Name any common household object and I could instantly tell you its dangers. My mom took me up on it. “What about pillows?” she asked, thinking of the most innocuous thing she could. “Suffocation hazard!” I snapped back. I knew all the theories. I knew the importance of swaddling, baby wearing, breast is best and certainly my kids would never watch TV before age two.
Then my daughter came. While I’d imagine her newborn self to be a moldable lump, it was clear from the beginning she had her own (very strong) opinions on things, which had nothing to do with mine.
When we were still in the hospital, she was sleeping peacefully sprawled out on my bed while I puttered around the room. The nurse who came in assured me that my daughter was in fact quite miserable and feeling insecure if given so much space and quickly erected a small nest around her to comfort her.
As if her spider-sense was tingling, my daughter’s arms and legs instantly flailed about and when they bumped into the nest, she started to wail. It was as if after nine months stuck in close quarters, she was luxuriating in her freedom. I removed the nest and she promptly went back to sleep. Needless to say, all my carefully prepared swaddling clothes were met with equal distain.
Pre-baby I was a firm believer in baby carrying. I loved seeing the earth mamas gliding around serenely. Their sweet baby curled up warm, spine properly developing, rhythmically entwined in each other’s heartbeats. That was DEFINITELY going to be me.
When I was pregnant, I did a lot of research and chatting with moms to select the perfect range of carriers, wraps and slings. I carefully practiced taking them on and off and confidently predicted I’d never be the frazzled mom trying to jam the big stroller on the bus.
Then I tried with my real baby. My daughter acted as if I was trying to kill her. I walked around hoping she’d calm down. I reasoned with her that all babies love it. I tried other slings, wraps and carriers. I talked to more moms. Did more Internet research. Stalked moms I saw baby carrying on the street.

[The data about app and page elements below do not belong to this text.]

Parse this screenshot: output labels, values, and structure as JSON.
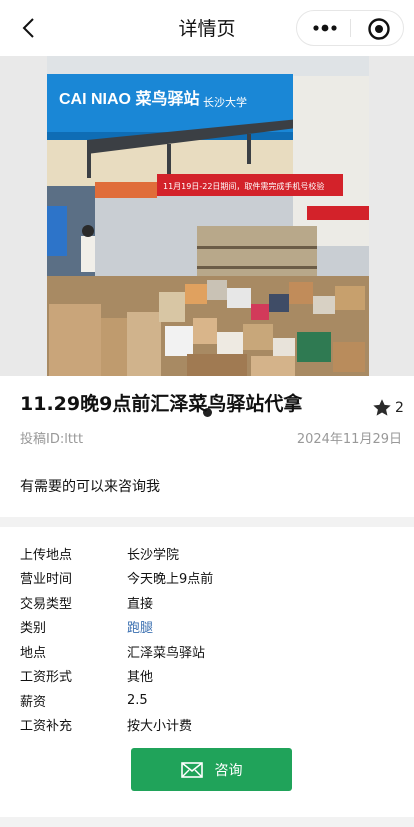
{
  "header": {
    "title": "详情页"
  },
  "carousel": {
    "favorite_count": "2"
  },
  "post": {
    "title": "11.29晚9点前汇泽菜鸟驿站代拿",
    "author_id": "投稿ID:lttt",
    "date": "2024年11月29日",
    "description": "有需要的可以来咨询我"
  },
  "details": {
    "rows": [
      {
        "label": "上传地点",
        "value": "长沙学院"
      },
      {
        "label": "营业时间",
        "value": "今天晚上9点前"
      },
      {
        "label": "交易类型",
        "value": "直接"
      },
      {
        "label": "类别",
        "value": "跑腿"
      },
      {
        "label": "地点",
        "value": "汇泽菜鸟驿站"
      },
      {
        "label": "工资形式",
        "value": "其他"
      },
      {
        "label": "薪资",
        "value": "2.5"
      },
      {
        "label": "工资补充",
        "value": "按大小计费"
      }
    ]
  },
  "photo_signage": {
    "brand": "CAI NIAO 菜鸟驿站",
    "school": "长沙大学",
    "banner": "11月19日-22日期间，取件需完成手机号校验"
  },
  "actions": {
    "consult_label": "咨询"
  },
  "colors": {
    "accent": "#20a35a",
    "link": "#3a6fb0",
    "muted": "#999999"
  }
}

No matter what I did, she hated it all equally.
She did, however, love her big stroller, turning her impossibly large, gorgeous eyes up to the sky to watch the tree tops go by.
Since those early days of motherhood, it’s been a cycle that repeats. The organic salmon baby food recipe that’s so perfect for brain development and I spent an hour cooking? Rejected immediately. The million books I read that promised to make the terrible-twos painless? Great door stops!
In my current frazzled, decidedly non-perfect haze, I sometimes feel a bit nostalgic towards those times when I had it all figured out. However, through all the momentary frustrations, there’s such joy in watching a little human unfurl with all the likes, dislikes, and odd quirks we all have. I just hope I remember to listen.